● **The problem**:
Report, from the records below, every line where the word "Vector" appears.

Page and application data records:
+ + + + +

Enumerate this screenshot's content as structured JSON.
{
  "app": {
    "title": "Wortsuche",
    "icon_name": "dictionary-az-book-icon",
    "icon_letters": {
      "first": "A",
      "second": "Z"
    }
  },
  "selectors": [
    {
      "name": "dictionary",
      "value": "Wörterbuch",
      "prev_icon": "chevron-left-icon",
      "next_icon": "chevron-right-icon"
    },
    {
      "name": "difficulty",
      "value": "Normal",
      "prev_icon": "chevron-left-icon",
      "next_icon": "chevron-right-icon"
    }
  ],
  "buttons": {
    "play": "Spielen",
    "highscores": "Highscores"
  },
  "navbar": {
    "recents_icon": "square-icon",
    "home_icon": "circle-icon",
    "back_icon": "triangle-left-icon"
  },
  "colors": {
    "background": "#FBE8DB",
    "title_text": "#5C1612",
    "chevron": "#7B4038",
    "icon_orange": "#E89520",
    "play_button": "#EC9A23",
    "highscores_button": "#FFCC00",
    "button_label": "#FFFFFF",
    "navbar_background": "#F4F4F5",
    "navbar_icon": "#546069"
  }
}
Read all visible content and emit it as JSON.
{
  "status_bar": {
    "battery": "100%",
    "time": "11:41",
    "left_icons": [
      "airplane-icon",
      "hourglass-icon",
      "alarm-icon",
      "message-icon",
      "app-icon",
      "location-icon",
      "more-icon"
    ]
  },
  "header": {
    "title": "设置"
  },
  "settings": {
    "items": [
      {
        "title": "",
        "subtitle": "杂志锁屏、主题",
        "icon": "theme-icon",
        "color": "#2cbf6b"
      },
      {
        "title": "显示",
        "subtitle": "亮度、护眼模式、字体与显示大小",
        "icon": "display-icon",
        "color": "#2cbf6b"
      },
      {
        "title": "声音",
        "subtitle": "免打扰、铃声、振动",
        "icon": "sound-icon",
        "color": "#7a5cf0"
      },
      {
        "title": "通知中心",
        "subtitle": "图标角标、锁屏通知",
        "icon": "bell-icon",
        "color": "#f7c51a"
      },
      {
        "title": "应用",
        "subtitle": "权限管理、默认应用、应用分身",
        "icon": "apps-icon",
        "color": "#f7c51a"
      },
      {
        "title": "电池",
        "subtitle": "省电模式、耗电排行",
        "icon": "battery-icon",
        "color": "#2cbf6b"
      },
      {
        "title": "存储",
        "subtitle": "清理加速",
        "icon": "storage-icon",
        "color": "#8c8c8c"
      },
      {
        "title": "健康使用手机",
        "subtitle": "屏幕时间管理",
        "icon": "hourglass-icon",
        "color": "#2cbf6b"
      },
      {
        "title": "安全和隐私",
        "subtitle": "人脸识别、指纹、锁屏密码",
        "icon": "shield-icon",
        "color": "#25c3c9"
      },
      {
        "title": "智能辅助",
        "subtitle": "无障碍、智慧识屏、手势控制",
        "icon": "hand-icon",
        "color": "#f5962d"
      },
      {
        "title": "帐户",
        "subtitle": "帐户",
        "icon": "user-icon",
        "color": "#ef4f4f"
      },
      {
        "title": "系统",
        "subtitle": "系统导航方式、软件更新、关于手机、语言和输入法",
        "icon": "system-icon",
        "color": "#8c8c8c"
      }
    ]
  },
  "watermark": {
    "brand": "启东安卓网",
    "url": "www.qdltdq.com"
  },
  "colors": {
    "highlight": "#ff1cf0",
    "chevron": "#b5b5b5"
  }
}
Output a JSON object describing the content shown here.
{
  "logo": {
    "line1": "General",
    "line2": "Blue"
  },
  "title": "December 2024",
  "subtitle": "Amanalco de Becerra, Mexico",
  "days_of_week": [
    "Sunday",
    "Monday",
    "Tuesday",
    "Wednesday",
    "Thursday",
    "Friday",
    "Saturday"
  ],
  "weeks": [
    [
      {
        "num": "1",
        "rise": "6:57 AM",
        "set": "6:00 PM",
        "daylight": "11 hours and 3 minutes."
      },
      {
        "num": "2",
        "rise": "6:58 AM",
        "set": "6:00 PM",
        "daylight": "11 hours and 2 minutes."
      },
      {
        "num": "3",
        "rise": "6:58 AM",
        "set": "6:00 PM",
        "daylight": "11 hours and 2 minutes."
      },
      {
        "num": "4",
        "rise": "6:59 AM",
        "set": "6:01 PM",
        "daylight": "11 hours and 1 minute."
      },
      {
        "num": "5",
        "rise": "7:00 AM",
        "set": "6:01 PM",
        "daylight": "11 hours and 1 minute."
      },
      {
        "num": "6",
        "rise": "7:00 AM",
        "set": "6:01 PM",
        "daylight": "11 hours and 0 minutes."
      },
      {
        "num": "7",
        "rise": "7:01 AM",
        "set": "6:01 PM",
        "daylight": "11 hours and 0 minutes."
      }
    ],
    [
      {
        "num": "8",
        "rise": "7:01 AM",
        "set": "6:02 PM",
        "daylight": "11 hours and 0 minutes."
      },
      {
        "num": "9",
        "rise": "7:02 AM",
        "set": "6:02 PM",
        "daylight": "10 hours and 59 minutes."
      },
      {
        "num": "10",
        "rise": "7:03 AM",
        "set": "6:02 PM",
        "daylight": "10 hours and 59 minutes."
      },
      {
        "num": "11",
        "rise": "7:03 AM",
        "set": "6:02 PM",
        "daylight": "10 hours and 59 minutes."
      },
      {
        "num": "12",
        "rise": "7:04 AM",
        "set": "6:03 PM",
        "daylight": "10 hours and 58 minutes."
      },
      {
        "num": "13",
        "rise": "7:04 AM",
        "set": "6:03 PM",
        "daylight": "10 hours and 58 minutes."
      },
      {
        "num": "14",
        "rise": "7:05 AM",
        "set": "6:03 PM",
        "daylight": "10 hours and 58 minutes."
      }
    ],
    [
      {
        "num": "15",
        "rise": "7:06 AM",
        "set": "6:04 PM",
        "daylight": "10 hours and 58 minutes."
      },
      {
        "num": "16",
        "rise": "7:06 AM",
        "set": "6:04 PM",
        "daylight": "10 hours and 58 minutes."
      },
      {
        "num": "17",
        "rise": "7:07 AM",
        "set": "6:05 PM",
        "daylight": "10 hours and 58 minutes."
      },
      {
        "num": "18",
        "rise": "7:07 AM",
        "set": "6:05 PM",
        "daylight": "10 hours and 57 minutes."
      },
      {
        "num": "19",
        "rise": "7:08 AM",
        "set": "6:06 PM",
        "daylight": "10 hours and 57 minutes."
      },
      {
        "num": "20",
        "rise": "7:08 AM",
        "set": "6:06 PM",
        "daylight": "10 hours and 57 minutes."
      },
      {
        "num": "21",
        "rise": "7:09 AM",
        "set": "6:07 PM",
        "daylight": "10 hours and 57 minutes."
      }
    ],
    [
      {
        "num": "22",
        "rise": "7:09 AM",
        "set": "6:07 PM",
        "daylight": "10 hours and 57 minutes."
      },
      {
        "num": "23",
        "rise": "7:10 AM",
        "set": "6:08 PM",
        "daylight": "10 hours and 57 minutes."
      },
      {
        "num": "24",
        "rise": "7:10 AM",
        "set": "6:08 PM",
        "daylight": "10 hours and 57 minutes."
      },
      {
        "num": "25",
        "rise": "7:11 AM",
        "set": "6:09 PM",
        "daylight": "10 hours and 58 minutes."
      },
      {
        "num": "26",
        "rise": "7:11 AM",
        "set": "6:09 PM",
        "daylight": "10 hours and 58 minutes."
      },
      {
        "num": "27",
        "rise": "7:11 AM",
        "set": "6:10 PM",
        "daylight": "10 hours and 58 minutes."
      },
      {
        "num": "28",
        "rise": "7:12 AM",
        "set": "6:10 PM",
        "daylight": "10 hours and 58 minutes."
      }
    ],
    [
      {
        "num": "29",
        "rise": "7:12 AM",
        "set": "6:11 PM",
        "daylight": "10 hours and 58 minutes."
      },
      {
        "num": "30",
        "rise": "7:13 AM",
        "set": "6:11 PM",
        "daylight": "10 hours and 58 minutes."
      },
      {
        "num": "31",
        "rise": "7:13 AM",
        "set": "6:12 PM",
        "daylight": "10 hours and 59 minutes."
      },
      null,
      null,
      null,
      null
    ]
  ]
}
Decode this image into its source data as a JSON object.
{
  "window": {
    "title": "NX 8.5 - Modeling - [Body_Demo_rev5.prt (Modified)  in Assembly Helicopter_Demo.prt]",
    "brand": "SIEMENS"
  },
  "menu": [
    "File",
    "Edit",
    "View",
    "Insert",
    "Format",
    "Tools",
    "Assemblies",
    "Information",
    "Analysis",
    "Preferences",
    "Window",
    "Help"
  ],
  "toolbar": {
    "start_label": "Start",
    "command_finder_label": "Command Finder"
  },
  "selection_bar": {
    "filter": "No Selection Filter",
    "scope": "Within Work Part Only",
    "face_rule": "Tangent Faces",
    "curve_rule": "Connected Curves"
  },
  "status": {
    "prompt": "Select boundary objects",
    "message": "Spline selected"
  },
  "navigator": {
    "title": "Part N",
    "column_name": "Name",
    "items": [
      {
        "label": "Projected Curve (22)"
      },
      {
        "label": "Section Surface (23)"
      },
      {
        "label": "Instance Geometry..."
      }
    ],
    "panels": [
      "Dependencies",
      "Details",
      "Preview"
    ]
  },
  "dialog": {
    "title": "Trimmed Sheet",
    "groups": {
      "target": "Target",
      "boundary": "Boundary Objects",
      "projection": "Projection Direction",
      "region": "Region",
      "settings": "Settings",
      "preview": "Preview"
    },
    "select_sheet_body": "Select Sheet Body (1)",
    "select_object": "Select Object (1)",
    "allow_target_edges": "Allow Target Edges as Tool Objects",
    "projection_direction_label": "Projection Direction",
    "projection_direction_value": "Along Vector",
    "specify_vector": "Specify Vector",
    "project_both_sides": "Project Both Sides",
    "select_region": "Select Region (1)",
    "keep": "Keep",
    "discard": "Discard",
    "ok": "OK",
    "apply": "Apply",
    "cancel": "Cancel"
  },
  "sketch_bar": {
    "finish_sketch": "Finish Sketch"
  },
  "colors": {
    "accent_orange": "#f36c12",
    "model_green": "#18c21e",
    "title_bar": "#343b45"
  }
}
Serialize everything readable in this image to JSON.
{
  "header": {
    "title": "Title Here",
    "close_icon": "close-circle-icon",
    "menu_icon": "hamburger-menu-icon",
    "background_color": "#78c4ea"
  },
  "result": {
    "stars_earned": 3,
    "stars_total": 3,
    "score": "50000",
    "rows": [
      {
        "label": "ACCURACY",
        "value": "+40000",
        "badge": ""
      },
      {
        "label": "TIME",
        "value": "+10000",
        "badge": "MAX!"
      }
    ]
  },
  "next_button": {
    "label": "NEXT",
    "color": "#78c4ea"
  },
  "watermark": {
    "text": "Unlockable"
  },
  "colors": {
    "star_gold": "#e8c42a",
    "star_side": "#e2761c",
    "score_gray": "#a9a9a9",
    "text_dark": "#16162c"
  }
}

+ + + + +

● **Answer for the task**:
    "projection_direction_value": "Along Vector",
    "specify_vector": "Specify Vector",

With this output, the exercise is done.